__Information given__
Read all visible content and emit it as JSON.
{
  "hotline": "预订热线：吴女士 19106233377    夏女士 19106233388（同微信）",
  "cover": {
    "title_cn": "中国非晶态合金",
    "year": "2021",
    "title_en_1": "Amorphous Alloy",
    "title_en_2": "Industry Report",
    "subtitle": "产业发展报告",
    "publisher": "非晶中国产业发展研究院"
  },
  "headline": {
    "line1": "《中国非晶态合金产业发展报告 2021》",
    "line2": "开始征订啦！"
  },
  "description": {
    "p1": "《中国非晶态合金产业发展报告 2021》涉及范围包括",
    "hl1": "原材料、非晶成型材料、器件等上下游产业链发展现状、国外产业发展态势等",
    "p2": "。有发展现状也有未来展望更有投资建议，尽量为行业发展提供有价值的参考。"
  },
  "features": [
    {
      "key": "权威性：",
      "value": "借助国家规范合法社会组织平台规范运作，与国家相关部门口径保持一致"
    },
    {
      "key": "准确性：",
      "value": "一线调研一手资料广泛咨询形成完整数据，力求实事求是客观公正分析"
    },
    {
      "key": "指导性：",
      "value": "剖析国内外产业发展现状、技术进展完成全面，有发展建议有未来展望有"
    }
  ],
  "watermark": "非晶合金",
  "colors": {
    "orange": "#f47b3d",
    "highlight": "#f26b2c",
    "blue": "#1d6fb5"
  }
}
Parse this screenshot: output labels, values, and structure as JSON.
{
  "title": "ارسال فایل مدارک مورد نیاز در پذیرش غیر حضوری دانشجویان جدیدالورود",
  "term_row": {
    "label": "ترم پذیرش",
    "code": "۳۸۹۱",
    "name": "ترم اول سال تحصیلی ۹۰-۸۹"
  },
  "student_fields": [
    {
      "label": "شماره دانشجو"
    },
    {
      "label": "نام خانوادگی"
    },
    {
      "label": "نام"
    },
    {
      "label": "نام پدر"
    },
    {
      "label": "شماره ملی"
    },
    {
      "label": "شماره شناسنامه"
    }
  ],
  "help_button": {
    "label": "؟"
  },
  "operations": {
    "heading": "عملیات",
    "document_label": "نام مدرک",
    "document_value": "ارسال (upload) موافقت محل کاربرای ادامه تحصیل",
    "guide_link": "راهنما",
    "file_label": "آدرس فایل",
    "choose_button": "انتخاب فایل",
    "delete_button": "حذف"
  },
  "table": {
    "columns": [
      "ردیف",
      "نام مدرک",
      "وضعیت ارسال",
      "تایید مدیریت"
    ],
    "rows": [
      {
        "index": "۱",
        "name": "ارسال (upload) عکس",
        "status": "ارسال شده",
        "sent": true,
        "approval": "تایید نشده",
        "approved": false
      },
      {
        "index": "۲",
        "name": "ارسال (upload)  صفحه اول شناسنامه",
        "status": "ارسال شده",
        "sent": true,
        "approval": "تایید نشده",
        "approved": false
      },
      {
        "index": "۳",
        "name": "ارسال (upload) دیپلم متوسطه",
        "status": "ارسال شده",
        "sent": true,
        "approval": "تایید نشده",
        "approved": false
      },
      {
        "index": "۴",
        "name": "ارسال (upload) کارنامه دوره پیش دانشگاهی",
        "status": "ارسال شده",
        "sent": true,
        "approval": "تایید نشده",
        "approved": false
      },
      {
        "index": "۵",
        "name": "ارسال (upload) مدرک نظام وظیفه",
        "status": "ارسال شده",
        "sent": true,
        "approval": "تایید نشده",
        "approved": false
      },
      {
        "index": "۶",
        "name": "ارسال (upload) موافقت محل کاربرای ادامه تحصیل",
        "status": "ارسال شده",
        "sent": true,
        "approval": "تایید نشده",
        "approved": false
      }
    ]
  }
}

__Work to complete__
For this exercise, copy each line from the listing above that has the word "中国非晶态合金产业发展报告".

__Your response__
    "line1": "《中国非晶态合金产业发展报告 2021》",
    "p1": "《中国非晶态合金产业发展报告 2021》涉及范围包括",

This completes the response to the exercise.